■ Exercise ■
Copy out each line of the material in which the word "vivaldi" appears.

■ Records shown ■

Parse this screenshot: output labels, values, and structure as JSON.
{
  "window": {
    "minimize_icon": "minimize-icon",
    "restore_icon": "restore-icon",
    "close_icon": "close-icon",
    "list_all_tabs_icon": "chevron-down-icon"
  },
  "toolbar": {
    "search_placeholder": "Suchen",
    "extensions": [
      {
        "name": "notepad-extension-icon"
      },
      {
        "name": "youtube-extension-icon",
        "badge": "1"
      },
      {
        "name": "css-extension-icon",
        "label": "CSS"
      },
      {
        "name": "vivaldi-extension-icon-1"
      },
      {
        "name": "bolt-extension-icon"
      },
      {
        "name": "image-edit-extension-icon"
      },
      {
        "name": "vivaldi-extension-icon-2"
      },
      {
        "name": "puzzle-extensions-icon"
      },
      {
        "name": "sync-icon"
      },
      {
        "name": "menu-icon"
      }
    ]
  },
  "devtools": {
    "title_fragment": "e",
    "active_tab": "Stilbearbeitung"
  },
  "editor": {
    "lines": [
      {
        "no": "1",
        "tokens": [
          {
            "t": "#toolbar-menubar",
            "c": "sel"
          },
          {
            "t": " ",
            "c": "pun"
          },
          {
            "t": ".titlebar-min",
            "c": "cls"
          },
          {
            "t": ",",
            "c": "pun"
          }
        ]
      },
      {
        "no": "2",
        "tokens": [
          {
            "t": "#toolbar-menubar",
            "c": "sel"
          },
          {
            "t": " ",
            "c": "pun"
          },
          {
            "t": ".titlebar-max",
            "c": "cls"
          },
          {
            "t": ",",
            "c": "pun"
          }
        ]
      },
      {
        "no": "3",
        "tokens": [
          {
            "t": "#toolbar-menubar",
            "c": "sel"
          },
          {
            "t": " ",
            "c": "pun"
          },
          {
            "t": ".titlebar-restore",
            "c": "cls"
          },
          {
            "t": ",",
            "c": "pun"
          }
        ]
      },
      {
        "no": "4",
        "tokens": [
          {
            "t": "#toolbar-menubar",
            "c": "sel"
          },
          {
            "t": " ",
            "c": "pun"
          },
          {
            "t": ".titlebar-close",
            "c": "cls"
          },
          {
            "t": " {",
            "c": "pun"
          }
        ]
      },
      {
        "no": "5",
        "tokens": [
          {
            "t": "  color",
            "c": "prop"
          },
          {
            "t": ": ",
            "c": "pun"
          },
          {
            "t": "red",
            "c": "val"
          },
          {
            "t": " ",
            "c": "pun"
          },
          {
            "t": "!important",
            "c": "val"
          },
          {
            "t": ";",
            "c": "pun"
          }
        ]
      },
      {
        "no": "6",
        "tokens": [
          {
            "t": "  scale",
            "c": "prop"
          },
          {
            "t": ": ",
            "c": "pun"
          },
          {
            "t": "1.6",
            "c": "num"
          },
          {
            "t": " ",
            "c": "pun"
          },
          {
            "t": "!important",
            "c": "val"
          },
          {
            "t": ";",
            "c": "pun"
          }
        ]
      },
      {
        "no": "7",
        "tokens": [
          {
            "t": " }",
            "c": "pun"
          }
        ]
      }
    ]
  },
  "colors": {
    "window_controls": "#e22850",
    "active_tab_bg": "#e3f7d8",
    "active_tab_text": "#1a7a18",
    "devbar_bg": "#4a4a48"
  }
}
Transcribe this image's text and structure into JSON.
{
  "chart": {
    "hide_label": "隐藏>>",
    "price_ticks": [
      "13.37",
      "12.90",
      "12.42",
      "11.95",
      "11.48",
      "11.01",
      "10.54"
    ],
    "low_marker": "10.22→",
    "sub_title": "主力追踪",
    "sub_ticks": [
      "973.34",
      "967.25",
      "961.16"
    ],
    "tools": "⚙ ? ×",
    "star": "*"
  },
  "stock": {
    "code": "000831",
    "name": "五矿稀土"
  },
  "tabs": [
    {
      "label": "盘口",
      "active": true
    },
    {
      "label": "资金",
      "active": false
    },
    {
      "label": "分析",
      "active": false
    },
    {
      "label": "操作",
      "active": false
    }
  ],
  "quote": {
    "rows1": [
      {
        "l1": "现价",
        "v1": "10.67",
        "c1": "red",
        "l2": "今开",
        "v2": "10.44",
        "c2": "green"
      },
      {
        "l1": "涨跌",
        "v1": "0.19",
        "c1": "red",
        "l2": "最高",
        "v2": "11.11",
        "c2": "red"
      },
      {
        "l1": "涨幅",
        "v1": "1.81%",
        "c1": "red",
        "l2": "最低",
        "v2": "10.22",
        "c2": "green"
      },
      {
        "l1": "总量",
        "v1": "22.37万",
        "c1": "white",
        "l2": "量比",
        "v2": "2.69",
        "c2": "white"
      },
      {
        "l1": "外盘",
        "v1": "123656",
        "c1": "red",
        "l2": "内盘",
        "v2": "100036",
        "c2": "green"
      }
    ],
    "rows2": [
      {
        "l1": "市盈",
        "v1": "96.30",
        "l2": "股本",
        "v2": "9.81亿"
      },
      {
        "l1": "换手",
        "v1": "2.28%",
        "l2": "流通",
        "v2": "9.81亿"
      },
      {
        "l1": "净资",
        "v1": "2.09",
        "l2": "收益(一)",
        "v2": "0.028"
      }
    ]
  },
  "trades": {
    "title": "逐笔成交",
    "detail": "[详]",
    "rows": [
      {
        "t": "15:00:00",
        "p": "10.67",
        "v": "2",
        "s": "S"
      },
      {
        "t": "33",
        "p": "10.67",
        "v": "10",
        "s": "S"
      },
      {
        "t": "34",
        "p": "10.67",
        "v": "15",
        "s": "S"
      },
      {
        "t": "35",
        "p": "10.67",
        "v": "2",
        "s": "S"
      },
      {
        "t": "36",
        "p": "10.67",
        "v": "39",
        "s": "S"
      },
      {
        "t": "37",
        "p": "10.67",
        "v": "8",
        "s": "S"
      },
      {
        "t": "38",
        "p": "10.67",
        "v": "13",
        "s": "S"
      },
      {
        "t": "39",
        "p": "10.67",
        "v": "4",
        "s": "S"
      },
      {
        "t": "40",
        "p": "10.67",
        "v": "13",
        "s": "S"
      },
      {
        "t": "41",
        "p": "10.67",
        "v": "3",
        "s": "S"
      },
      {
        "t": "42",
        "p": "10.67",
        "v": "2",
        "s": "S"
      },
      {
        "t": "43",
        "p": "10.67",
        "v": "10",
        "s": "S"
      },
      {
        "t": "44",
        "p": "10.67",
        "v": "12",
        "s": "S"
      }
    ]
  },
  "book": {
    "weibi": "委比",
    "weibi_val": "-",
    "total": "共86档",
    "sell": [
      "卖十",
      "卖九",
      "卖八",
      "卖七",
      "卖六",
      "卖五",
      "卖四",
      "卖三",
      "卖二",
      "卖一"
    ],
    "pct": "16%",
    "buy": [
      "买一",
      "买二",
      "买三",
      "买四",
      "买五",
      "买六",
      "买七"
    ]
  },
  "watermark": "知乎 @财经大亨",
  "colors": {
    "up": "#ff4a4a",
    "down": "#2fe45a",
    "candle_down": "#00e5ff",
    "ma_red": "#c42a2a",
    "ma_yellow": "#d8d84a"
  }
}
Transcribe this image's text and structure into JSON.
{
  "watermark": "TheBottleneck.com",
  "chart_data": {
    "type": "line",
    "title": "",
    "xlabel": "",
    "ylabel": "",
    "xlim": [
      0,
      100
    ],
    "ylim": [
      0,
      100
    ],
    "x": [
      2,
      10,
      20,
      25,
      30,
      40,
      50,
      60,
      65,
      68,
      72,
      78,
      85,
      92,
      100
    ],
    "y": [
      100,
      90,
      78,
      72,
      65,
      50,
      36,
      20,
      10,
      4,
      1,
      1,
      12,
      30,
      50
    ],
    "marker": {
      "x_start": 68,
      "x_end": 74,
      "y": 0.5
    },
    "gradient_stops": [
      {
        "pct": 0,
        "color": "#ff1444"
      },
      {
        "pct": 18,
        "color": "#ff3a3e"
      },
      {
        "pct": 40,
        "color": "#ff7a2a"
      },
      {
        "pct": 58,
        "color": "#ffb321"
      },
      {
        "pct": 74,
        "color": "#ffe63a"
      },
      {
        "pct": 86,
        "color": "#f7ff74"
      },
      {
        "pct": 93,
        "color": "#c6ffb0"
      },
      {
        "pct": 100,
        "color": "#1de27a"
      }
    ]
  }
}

■ Answer box ■
        "name": "vivaldi-extension-icon-1"
        "name": "vivaldi-extension-icon-2"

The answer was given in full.